Pot stocks are as hot in 2018 as bitcoin was in 2017.
Advocates insist, however, that marijuana will not suffer the same fate because there is a real market to be served — and a real product to sell. Canadian legalization alone is expected to result in sales of $5-7 billion next year, and many U.S. states are looking enviously at Colorado, the first state to legalize recreational marijuana.
Thus, valuations in the cannabis sector are extremely high, and they have recently been correcting.
The Canadian market officially opens Wednesday, so speculation and excitement over pot stocks are at a fever pitch. It’s not just about smoking. Edibles, oils and the possibility of pharmaceuticals are also driving money into the market.
And in this still very speculative space, every pot stock has to have a gimmick, which lets it stand out and convinces investors that it’s less risky than those other marijuana stocks. This gimmick could be a corporate investment, it could be technology or it could be raw distribution power waiting for the U.S. market to open up.
Here are 3 pot stocks with less risk.
Canopy Growth (CGC)
Constellation is one of the largest — and smartest — liquor companies in the world, having begun as a small New York wine producer and grown into a giant with beer brands such as Modelo and liquor brands such as Svedka vodka.
Constellation is a legitimate player, with $7.5 billion in revenue, a dividend of nearly $3 per year, and a market cap of $42.66 billion. Their willingness to put a big portion of that into Canopy, for a 38% stake, put the whole sector into overdrive.
CGC stock’s $11.46 billion market cap, however, is built on sales of $77 million in 2017, $48 million for the first six months of 2018, and a lot of hype. On October 15, Canopy paid about $330 million to acquire the assets of Ebbu, a hemp research company in Colorado.
Cronos Group (CRON)
What sets Cronos Group (NASDAQ:CRON) apart — besides its partnerships with pharmaceutical companies like Gingko Bioworks, which wants to produce cannabinoids through fermentation — is the fact that it was the first pot company to list on the Nasdaq. Also, since listing in Canada in 2016, CRON’s value has grown 6,500%.
CRON’s valuation is not built on sales, however.
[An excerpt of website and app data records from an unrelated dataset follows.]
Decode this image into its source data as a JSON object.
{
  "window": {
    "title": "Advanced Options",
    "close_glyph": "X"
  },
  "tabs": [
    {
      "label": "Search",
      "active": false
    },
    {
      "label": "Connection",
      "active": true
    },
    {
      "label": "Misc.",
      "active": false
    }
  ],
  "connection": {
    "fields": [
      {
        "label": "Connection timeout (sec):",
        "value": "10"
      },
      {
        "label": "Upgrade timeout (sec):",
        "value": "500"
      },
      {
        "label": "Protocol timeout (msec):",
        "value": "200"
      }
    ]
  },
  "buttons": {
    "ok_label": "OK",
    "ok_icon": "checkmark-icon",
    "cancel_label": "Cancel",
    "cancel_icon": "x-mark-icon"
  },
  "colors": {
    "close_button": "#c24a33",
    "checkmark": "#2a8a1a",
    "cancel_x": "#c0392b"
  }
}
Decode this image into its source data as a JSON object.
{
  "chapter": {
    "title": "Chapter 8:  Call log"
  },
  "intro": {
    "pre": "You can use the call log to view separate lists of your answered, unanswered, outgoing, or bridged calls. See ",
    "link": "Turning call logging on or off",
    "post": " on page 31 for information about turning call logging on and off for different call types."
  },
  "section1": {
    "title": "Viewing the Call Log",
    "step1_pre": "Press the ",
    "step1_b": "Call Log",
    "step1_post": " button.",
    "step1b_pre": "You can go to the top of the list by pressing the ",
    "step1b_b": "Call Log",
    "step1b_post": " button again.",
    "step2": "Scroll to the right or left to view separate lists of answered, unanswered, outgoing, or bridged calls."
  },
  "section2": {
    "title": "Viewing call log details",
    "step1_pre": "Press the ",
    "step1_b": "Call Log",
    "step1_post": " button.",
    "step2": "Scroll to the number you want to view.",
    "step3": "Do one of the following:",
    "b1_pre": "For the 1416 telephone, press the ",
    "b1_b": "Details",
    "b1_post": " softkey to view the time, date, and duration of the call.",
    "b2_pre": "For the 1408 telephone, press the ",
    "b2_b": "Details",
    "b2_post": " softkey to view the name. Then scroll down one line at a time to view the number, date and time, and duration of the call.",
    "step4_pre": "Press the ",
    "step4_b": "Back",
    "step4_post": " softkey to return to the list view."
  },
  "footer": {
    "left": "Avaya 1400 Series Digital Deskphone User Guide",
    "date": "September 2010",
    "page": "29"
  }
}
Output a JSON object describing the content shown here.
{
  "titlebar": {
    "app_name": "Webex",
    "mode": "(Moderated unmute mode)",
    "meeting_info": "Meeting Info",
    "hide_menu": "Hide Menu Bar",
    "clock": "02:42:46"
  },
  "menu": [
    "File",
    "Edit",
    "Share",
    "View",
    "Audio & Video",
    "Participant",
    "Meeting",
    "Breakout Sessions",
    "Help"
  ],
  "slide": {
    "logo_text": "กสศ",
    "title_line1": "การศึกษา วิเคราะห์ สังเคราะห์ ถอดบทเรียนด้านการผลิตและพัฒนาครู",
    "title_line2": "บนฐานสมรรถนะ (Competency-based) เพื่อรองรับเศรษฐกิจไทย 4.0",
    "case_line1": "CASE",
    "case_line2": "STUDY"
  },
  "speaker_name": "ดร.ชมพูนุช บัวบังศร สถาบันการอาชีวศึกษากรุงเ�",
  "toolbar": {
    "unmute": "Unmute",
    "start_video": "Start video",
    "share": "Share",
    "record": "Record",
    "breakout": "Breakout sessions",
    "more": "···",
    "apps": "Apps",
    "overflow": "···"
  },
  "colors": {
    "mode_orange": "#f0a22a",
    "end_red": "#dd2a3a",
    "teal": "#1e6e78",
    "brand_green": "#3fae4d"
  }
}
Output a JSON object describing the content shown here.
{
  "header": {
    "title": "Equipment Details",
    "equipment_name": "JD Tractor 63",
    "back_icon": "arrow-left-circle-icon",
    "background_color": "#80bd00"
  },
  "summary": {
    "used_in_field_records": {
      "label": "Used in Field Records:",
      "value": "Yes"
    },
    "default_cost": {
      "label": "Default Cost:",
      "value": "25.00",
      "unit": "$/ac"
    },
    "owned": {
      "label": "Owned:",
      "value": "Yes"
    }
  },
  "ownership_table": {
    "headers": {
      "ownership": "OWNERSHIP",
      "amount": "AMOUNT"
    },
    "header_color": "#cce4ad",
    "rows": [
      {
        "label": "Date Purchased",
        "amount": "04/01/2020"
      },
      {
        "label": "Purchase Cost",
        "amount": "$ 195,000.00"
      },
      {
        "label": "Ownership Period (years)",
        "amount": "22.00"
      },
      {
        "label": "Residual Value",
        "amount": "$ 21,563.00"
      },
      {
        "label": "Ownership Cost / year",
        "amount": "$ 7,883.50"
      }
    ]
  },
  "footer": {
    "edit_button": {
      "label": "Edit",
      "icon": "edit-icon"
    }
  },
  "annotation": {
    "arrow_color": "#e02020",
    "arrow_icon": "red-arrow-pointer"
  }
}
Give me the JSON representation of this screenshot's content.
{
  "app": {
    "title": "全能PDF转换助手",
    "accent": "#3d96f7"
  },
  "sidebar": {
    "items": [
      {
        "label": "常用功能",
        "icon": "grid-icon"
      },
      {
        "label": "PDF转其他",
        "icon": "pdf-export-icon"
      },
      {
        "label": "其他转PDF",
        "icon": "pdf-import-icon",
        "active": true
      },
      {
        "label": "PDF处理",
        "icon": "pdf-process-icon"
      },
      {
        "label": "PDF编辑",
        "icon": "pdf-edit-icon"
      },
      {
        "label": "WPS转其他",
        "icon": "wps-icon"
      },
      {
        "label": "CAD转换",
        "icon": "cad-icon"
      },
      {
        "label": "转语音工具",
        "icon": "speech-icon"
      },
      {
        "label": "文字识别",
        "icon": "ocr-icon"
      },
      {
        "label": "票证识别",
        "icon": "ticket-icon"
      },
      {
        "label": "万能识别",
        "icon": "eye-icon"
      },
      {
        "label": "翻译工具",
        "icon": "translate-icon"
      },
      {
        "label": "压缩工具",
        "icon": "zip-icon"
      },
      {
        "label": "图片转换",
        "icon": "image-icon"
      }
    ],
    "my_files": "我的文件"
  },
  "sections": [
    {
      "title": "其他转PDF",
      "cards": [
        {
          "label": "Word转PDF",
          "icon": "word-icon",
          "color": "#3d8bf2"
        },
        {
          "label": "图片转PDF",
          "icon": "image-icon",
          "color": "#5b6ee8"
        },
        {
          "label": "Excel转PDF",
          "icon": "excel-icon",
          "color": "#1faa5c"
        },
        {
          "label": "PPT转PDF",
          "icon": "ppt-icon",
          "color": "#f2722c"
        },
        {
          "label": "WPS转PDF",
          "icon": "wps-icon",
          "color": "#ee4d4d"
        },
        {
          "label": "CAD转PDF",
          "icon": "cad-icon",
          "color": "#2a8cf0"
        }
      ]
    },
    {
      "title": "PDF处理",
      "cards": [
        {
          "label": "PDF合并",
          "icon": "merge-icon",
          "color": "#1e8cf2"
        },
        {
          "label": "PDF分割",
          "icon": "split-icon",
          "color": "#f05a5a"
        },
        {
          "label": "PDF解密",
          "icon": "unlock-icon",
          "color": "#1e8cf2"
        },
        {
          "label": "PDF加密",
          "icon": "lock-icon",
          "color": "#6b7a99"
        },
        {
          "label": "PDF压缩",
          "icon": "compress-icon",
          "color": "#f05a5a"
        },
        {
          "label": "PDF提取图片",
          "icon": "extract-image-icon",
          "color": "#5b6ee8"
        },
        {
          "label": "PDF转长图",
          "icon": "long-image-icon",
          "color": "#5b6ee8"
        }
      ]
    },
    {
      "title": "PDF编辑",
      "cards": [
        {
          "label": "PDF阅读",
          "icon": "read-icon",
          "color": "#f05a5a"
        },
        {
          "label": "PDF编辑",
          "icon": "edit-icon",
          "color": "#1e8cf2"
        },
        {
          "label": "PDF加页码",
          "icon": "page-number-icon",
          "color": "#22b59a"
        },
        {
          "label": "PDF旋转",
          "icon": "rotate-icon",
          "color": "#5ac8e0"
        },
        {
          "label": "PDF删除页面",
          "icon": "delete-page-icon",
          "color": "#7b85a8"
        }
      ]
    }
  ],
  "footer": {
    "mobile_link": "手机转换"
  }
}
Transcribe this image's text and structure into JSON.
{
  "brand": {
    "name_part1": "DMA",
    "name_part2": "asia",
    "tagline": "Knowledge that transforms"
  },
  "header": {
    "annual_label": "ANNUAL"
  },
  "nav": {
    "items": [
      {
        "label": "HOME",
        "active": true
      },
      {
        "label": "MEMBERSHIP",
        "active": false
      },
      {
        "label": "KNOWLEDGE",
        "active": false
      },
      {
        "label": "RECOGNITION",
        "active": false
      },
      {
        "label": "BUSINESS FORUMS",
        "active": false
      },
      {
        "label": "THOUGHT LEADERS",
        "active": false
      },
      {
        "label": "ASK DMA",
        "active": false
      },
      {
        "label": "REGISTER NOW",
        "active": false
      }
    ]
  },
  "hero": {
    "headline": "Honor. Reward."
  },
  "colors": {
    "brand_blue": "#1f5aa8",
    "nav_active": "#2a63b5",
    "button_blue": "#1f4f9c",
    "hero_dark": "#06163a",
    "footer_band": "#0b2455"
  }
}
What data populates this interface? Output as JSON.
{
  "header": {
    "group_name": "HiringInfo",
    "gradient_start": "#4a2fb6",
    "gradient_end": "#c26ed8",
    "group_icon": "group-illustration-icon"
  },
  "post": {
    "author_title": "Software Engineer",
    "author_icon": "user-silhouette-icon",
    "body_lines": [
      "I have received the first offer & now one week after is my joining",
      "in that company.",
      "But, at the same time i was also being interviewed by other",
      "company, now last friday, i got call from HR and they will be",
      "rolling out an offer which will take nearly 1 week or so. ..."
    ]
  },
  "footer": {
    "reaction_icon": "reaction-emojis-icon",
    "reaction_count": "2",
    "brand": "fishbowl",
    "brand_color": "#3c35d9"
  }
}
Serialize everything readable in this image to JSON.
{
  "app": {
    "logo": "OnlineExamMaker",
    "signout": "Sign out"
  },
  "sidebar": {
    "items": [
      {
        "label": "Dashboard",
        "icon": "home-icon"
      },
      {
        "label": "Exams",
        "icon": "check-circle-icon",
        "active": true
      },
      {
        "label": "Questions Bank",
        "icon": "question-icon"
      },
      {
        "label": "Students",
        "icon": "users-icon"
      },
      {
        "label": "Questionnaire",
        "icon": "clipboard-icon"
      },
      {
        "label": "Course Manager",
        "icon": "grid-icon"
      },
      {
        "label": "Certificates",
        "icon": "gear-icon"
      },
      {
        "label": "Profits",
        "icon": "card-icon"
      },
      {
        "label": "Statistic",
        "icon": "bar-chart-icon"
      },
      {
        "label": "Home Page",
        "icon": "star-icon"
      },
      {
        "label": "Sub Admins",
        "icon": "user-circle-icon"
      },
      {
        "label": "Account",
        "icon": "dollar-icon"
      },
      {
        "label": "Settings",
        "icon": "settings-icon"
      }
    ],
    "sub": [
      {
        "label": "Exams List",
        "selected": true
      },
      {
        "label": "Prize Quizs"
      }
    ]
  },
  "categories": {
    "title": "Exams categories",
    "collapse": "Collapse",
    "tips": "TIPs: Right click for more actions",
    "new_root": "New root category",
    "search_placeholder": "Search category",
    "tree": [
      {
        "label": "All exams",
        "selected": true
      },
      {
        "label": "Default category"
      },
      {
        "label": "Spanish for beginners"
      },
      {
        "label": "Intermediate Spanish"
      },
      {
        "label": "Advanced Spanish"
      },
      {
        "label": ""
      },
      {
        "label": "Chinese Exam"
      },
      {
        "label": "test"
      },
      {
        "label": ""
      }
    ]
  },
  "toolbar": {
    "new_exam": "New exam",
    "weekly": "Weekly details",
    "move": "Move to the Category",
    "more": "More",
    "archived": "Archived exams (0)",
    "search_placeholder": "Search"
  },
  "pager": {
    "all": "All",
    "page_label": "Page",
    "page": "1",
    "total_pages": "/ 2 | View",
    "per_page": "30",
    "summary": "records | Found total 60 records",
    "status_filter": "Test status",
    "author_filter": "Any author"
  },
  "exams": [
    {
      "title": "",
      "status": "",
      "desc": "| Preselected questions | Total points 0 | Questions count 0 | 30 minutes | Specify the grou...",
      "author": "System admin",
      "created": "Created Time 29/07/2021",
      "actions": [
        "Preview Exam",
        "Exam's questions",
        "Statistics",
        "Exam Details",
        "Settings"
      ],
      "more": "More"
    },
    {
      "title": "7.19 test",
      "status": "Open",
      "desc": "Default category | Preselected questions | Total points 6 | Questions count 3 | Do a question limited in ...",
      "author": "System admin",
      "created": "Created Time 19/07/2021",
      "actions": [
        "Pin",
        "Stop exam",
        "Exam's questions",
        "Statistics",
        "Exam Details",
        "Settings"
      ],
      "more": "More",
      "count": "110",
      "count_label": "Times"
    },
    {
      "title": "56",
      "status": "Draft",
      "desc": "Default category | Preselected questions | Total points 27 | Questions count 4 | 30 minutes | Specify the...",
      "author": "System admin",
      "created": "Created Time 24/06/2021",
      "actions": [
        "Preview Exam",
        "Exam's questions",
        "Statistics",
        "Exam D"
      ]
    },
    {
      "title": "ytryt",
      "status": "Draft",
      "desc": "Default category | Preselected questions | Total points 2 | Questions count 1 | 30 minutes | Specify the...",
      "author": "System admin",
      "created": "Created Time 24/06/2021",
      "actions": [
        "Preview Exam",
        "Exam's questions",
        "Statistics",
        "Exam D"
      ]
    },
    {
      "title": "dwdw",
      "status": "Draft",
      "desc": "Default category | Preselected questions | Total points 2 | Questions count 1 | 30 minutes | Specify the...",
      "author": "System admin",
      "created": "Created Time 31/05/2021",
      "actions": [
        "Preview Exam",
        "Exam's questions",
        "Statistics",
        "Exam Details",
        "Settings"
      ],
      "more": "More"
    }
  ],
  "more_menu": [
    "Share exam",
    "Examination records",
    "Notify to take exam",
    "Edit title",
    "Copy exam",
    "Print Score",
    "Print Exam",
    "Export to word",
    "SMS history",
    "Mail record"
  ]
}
Cronos reported revenue of just over $4 million in 2017, and about $6 million for the first six months of 2018. The balance sheet showed just $5.3 million in debt in June, against $9.2 million in cash, and operating cash flow was approaching balance.
By pushing the idea of marijuana as a pharmaceutical, and as a raw material from which drugs can be extracted, Cronos hopes to enter the U.S. market with products before mass legalization, and thus gain scale it can use to grow into the market as it matures.
Of five analysts following the stock, two currently have it on their buy lists.
MedMen Enterprises (OTCMKTS:MMNFF), based in Culver City, CA, makes no pretense to being anything than what it is: a marijuana dispensary. It’s not a Canadian company, and it’s not a pharmaceutical company. It sells pot to medical marijuana patients who need it and recreational users — in locations where recreational use is legal.
The goal of MedMen is to gain distribution in the medical pot business that will let it expand into the recreational side as it develops. It has dispensaries in 4 U.S. states, including high-profile locations like Manhattan and Las Vegas.
MedMen went public in May but the stock didn’t see much action until last week. MedMen announced an acquisition of PharmaCann for a reported $682 million in stock. Buying medical will add licensed dispensaries in other states, mainly in the Midwest, to its network, giving it a total of 79 cannabis facilities in 12 states.
The deal sent MMNFF stock rocketing. Since the announcement, the stock is up 51%. While other pot stocks have been falling lately, MedMen is powering ahead.
CEO Adam Bierman said that the acquisition makes MedMen “the largest U.S. cannabis company in the world’s largest cannabis market” — and that sounds like a good place to be in as more U.S. states move toward full legalization.
Dana Blankenhorn is a financial and technology journalist. He is the author of a new mystery thriller, The Reluctant Detective Finds Her Family, available now at the Amazon Kindle store. Write him at firstname.lastname@example.org or follow him on Twitter at @danablankenhorn. As of this writing he owned no shares in companies mentioned in this article.